- Therefore, strengthening your mind through puzzles, for instance, will make you smarter in business, school and life.
Items 1-3 are unproblematic. It’s #4 that gives the mind-muscle metaphor its appeal. It’s also where the analogy breaks down. Unfortunately, training on specific tasks doesn’t make you generally better at many different things.
The earliest takedown of the mind-muscle metaphor dates to Edward Thorndike. In 1901, he began a series of studies that showed practice on quite similar tasks didn’t lead to improvement in unrelated tasks. Thorndike interpreted his results in terms of identical elements: post training, performance improves on tasks that overlap in the stimulus or response required, but not beyond this.
Summarizing his view, Thorndike wrote, “the mind is so specialized that we alter human nature in small spots.”
Psychology has progressed considerably since Thorndike’s day. Yet the idea that skills are specific is a consistent finding in psychological research. In their 1989 monograph, The Transfer of Cognitive Skill, John Anderson and Mark Singley argued for what amounts to an updated version of Thorndike’s identical elements model. Skills transfer to the extent that the knowledge and procedures used between tasks are the same. If skills rely on different methods or ideas, training in one won’t help with another.
Thorndike’s identical elements model, and modern theories such as Anderson’s ACT-R, show why brain training doesn’t work. But are there any other ways to get smarter?
Does Education Boost Intelligence?
Brain-training fails because it focuses on a very narrow kind of task. Judging a good chess position and good business decision don’t use the same procedure. Thus learning strategy in chess doesn’t make you more strategic or effective in business.
Education doesn’t necessarily suffer the same shortcoming because it aims to impart a much broader set of skills. Algebra might only be suitable for problems that use algebra, according to the identical elements model. But there are lots of problems you can solve with algebra! Similarly, learning to read may not transfer (directly) to other skills, but reading can be a gateway to acquiring knowledge in practically any field.
Stuart Ritchie reviewed studies on the impact of additional years of education. He found that an extra year of schooling was typically associated with 1-5 more IQ points. These studies often rely on a quasi-experimental design. The authors studied situations where a sudden, unexpected change in policy resulted in some people getting more education than others. Testing people just before and after the cutoff let them tease out the effect of education without a formal experiment.
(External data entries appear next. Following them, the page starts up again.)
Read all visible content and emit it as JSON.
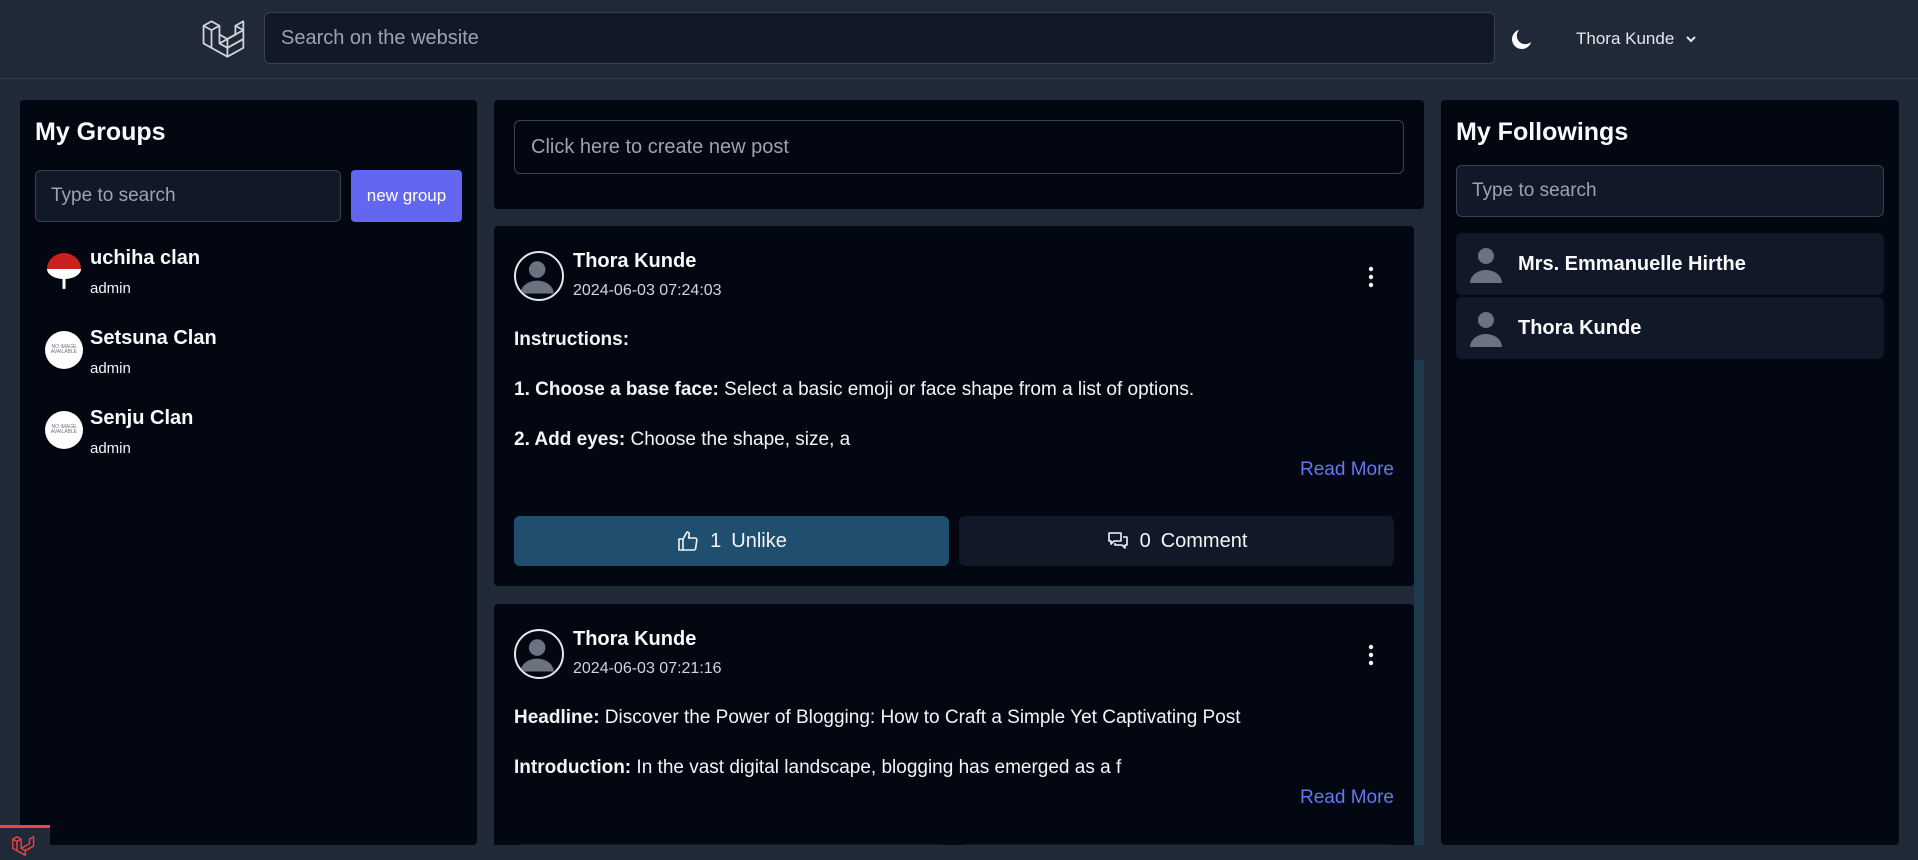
{
  "header": {
    "search_placeholder": "Search on the website",
    "user_name": "Thora Kunde",
    "logo_icon": "laravel-logo-icon",
    "theme_icon": "moon-icon"
  },
  "groups_panel": {
    "title": "My Groups",
    "search_placeholder": "Type to search",
    "new_group_label": "new group",
    "groups": [
      {
        "name": "uchiha clan",
        "role": "admin",
        "avatar": "uchiha-fan-icon"
      },
      {
        "name": "Setsuna Clan",
        "role": "admin",
        "avatar_text": "NO IMAGE AVAILABLE"
      },
      {
        "name": "Senju Clan",
        "role": "admin",
        "avatar_text": "NO IMAGE AVAILABLE"
      }
    ]
  },
  "create_post": {
    "placeholder": "Click here to create new post"
  },
  "posts": [
    {
      "author": "Thora Kunde",
      "timestamp": "2024-06-03 07:24:03",
      "lines": [
        {
          "bold": "Instructions:",
          "text": ""
        },
        {
          "bold": "1. Choose a base face:",
          "text": " Select a basic emoji or face shape from a list of options."
        },
        {
          "bold": "2. Add eyes:",
          "text": " Choose the shape, size, a"
        }
      ],
      "read_more": "Read More",
      "likes": "1",
      "like_label": "Unlike",
      "comments": "0",
      "comment_label": "Comment"
    },
    {
      "author": "Thora Kunde",
      "timestamp": "2024-06-03 07:21:16",
      "lines": [
        {
          "bold": "Headline:",
          "text": " Discover the Power of Blogging: How to Craft a Simple Yet Captivating Post"
        },
        {
          "bold": "Introduction:",
          "text": " In the vast digital landscape, blogging has emerged as a f"
        }
      ],
      "read_more": "Read More"
    }
  ],
  "followings_panel": {
    "title": "My Followings",
    "search_placeholder": "Type to search",
    "users": [
      {
        "name": "Mrs. Emmanuelle Hirthe"
      },
      {
        "name": "Thora Kunde"
      }
    ]
  },
  "colors": {
    "accent": "#6366f1",
    "like_button": "#1f4e6f",
    "link": "#6477f5",
    "background": "#1f2937",
    "panel": "#030712"
  }
}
The optimistic take on this research would be that education improves general thinking by equipping people with diverse cognitive tools. This breadth has power. Even if a particular task is only helped by a subset of school training, many years of schooling make an overlap between skills and tasks increasingly likely.
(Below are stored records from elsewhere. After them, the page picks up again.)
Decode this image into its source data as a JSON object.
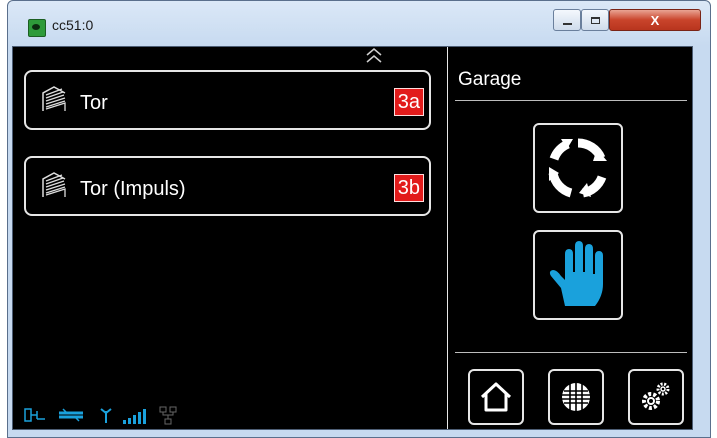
{
  "window": {
    "title": "cc51:0",
    "close_label": "X"
  },
  "list": {
    "items": [
      {
        "label": "Tor",
        "badge": "3a"
      },
      {
        "label": "Tor (Impuls)",
        "badge": "3b"
      }
    ]
  },
  "panel": {
    "title": "Garage"
  },
  "icons": {
    "app": "app-icon",
    "scroll": "chevron-up-icon",
    "gate": "garage-gate-icon",
    "refresh": "refresh-icon",
    "stop": "hand-stop-icon",
    "home": "home-icon",
    "media": "speaker-grid-icon",
    "settings": "gears-icon",
    "status": [
      "plug-icon",
      "ethernet-icon",
      "antenna-icon",
      "signal-bars-icon",
      "network-icon"
    ]
  },
  "colors": {
    "accent": "#1aa1dc",
    "badge": "#e21b1b",
    "screen_bg": "#000000"
  }
}
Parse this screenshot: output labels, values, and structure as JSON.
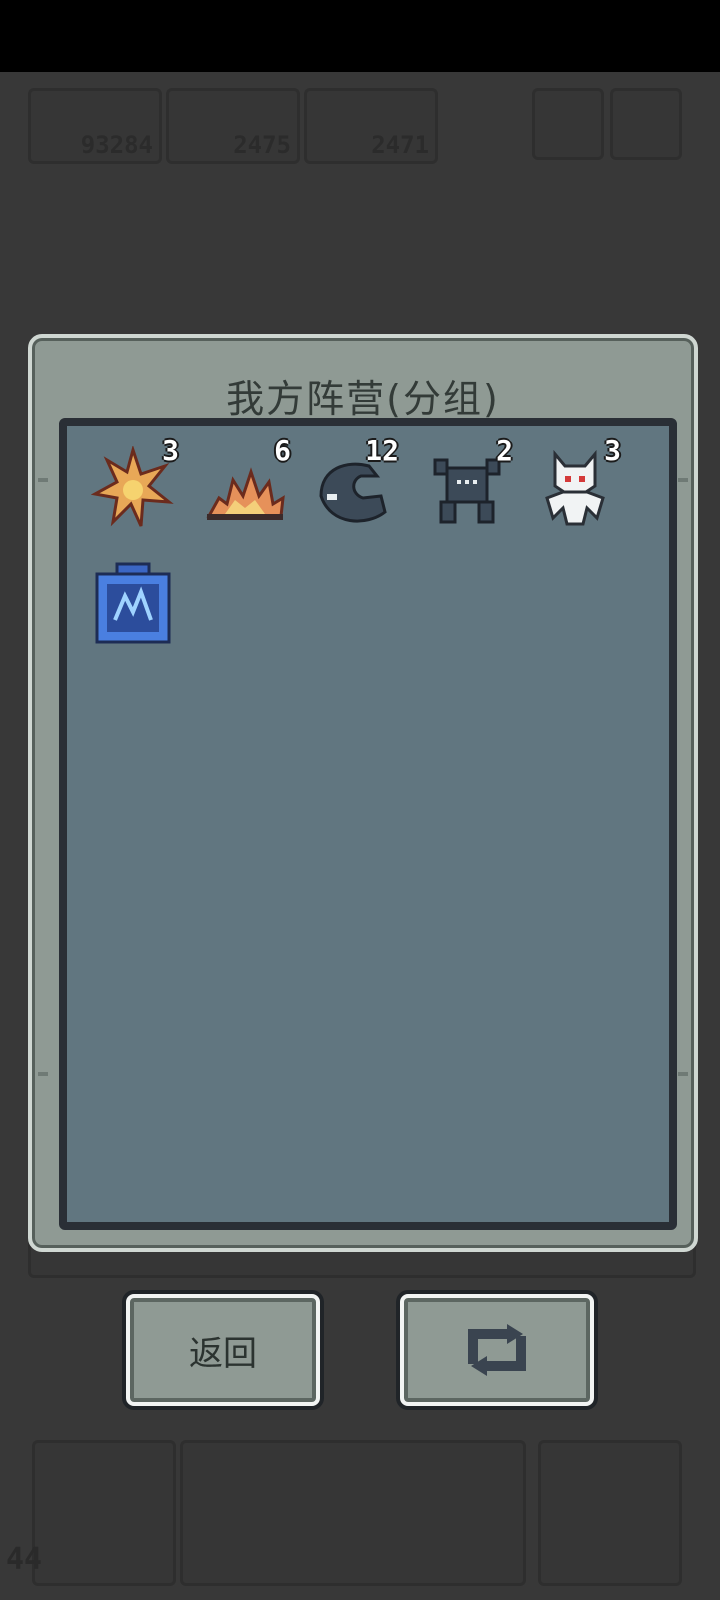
{
  "background": {
    "resources": [
      {
        "icon": "wood-icon",
        "value": "93284"
      },
      {
        "icon": "stone-icon",
        "value": "2475"
      },
      {
        "icon": "iron-icon",
        "value": "2471"
      }
    ],
    "corner_number": "44"
  },
  "dialog": {
    "title": "我方阵营(分组)",
    "units": [
      {
        "icon": "flame-burst-unit-icon",
        "count": "3"
      },
      {
        "icon": "fire-flower-unit-icon",
        "count": "6"
      },
      {
        "icon": "dark-blob-unit-icon",
        "count": "12"
      },
      {
        "icon": "shadow-beast-unit-icon",
        "count": "2"
      },
      {
        "icon": "white-fox-unit-icon",
        "count": "3"
      },
      {
        "icon": "blue-rune-box-icon",
        "count": ""
      }
    ]
  },
  "buttons": {
    "back_label": "返回",
    "swap_icon": "swap-icon"
  },
  "colors": {
    "panel": "#8f9a94",
    "grid": "#617680",
    "frame": "#2a2f36"
  }
}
The pessimistic stance would be that education trains you at narrow tricks that work for passing tests—sitting still for a prolonged period, guessing well when you don’t know the answer, watching out for trick questions, etc.—and these tricks also help on IQ tests.
Applications for an Identical Elements View of Learning
My perspective is that the only way to become smarter is by learning. The basic units of learning are specific, but when added together, these specific chunks can become impressive proficiency.
A concrete analogy would be language learning. Fluency isn’t a muscle you improve. It results from knowing many words, grammar, and pronunciations and using that knowledge quickly and unhesitatingly. It can be impressive to watch someone at a mastery level converse in a language you struggle with. Still, there is nothing more to it than this—if you knew everything she did, you too would be fluent.
Similarly, intelligence in real life is about having the vocabulary of methods and knowledge to deal with a wide variety of problems. Each unit of learning may seem unimpressive on its own, but combine enough of those units, and the accumulation is wisdom.
But to achieve this possibility, we must let go of the false promise that broad-ranging skills can come from practice on narrow tasks. Brain training is a dead-end, but learning is timeless.